## About this exercise
An exact reproduction of the listing, minus the pictures, is the required output.

## Task input
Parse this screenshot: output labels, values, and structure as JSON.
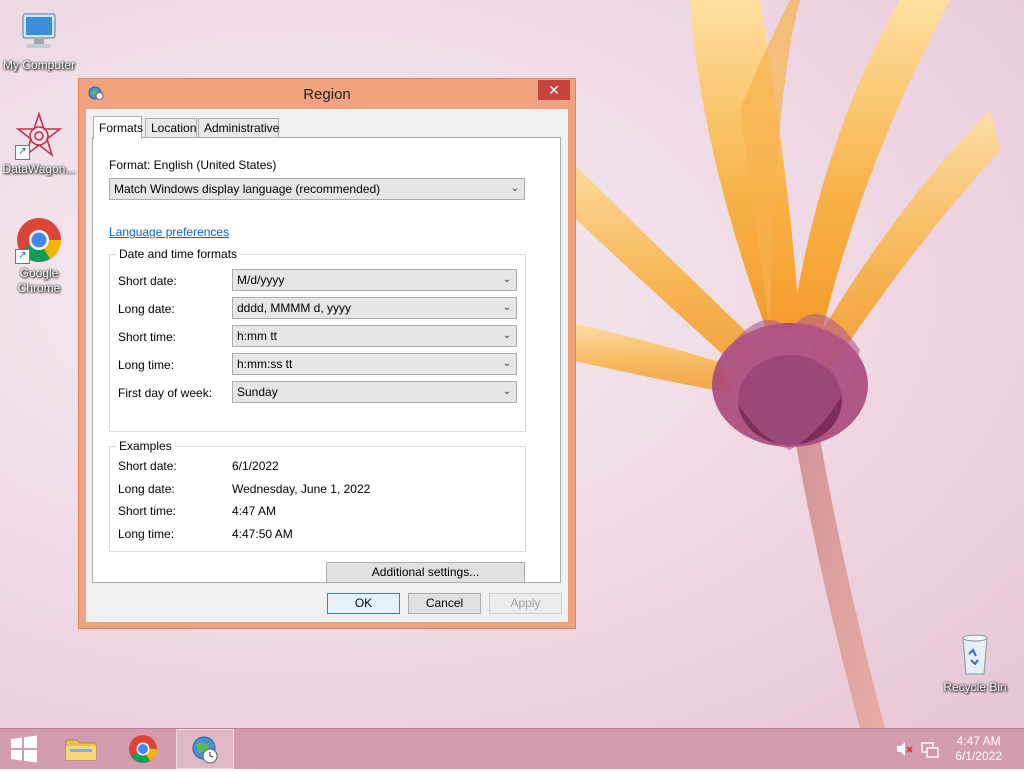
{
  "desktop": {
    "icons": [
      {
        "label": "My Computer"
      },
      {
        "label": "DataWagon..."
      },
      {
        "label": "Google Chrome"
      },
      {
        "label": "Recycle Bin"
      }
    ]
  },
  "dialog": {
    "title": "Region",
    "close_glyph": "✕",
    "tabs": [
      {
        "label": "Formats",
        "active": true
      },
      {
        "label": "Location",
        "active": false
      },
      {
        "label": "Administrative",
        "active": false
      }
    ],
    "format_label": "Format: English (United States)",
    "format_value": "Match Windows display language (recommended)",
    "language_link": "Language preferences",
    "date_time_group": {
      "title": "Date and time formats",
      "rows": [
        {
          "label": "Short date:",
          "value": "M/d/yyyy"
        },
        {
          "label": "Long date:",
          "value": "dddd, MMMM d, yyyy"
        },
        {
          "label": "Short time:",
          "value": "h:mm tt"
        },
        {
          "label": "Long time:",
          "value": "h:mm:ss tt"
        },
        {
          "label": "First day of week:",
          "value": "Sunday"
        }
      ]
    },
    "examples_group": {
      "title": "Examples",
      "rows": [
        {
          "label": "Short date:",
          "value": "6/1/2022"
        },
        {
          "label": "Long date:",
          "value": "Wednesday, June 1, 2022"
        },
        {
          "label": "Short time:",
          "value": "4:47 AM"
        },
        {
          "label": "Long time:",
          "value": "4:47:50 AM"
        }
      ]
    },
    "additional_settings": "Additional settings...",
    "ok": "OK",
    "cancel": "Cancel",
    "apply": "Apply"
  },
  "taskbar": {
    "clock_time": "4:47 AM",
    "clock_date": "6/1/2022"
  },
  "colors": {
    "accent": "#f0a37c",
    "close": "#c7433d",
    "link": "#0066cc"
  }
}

## Completed exercise
Parse this screenshot: output labels, values, and structure as JSON.
{
  "desktop": {
    "icons": [
      {
        "label": "My Computer"
      },
      {
        "label": "DataWagon..."
      },
      {
        "label": "Google Chrome"
      },
      {
        "label": "Recycle Bin"
      }
    ]
  },
  "dialog": {
    "title": "Region",
    "close_glyph": "✕",
    "tabs": [
      {
        "label": "Formats",
        "active": true
      },
      {
        "label": "Location",
        "active": false
      },
      {
        "label": "Administrative",
        "active": false
      }
    ],
    "format_label": "Format: English (United States)",
    "format_value": "Match Windows display language (recommended)",
    "language_link": "Language preferences",
    "date_time_group": {
      "title": "Date and time formats",
      "rows": [
        {
          "label": "Short date:",
          "value": "M/d/yyyy"
        },
        {
          "label": "Long date:",
          "value": "dddd, MMMM d, yyyy"
        },
        {
          "label": "Short time:",
          "value": "h:mm tt"
        },
        {
          "label": "Long time:",
          "value": "h:mm:ss tt"
        },
        {
          "label": "First day of week:",
          "value": "Sunday"
        }
      ]
    },
    "examples_group": {
      "title": "Examples",
      "rows": [
        {
          "label": "Short date:",
          "value": "6/1/2022"
        },
        {
          "label": "Long date:",
          "value": "Wednesday, June 1, 2022"
        },
        {
          "label": "Short time:",
          "value": "4:47 AM"
        },
        {
          "label": "Long time:",
          "value": "4:47:50 AM"
        }
      ]
    },
    "additional_settings": "Additional settings...",
    "ok": "OK",
    "cancel": "Cancel",
    "apply": "Apply"
  },
  "taskbar": {
    "clock_time": "4:47 AM",
    "clock_date": "6/1/2022"
  },
  "colors": {
    "accent": "#f0a37c",
    "close": "#c7433d",
    "link": "#0066cc"
  }
}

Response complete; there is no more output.